friend’s Facebook page that her husband had been to a lap dancing club,
and she obviously was not happy. If you are keeping things from your
partner, Facebook makes it so much easier for them to find out.’
She added that the site can be used
of evidence of unreasonable behaviour in divorce cases. ‘If you are
complaining that they have a drinking problem and they have posted
statuses about going out on the razzle and having heavy nights, that
could be used,’ she said.
Messages written about spouses after couples have separated are also increasingly being used as weapons in divorce battles though.
Mr Keenan said that he warned his clients to keep of Facebook while going through divorce proceedings because of the problems it causes.
He said: ‘You see two sides of a couple battling out their divorce in public on Facebook. People make allegations about their husbands not paying maintenance or not picking up their children.
‘If you are keeping things from your partner, Facebook makes it so much easier for them to find out’

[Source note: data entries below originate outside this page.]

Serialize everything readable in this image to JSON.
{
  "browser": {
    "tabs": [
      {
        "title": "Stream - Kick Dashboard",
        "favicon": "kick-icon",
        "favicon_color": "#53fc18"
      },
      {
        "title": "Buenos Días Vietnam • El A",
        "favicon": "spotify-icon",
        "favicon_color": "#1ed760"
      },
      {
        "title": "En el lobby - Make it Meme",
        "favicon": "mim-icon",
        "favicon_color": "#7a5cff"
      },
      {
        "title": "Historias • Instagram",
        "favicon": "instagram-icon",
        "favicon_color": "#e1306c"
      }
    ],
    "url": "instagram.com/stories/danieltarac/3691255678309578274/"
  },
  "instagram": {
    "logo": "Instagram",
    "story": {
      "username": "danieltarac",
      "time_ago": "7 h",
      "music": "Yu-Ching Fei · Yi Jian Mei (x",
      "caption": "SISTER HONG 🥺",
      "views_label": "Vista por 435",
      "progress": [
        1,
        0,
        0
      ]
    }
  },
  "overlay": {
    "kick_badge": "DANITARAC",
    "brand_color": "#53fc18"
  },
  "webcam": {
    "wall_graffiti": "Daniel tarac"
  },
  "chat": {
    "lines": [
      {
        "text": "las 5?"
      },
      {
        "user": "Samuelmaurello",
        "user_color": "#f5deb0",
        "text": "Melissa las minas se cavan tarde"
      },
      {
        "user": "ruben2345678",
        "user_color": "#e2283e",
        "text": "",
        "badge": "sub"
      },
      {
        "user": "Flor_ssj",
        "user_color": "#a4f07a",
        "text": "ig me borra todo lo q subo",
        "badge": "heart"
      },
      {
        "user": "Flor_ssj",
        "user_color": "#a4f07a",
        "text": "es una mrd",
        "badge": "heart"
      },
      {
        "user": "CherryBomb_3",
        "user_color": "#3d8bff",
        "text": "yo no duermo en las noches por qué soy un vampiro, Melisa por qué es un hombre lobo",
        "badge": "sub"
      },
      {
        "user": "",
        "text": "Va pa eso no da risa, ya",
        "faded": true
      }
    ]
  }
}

‘People need to be careful what they put on Facebook as the courts are now seeing a lot more evidence being introduced from people’s walls and posts in disputes over finances and children.’
In Britain, more than 30 million people – almost half the population – log on to Facebook each month.
Marianna Gini, 33, a housing support worker and mother-of-one, was married for six years before she found out through Facebook that her husband Robert, 35, was having an affair.
She became suspicious about messages on his profile page from a woman she had not heard of. They divorced after her husband’s mistress sent her a message on the site telling her he was having an affair.
Sarah Picket, 37, a housewife from Oldham and mother-of-three, was married to taxi driver Chris, also 37, until her Facebook flirtations led to divorce.
She did not have an affair but said she became addicted to the site and sending messages to former boyfriends. They split after her husband discovered the messages and she refused to leave the site.
New figures from the Office for National Statistics (ONS) have shown that the divorce rate in Britain increased last year for the first time in eight years. There were 119,589 official separations in 2010, up from 113,949 in 2009.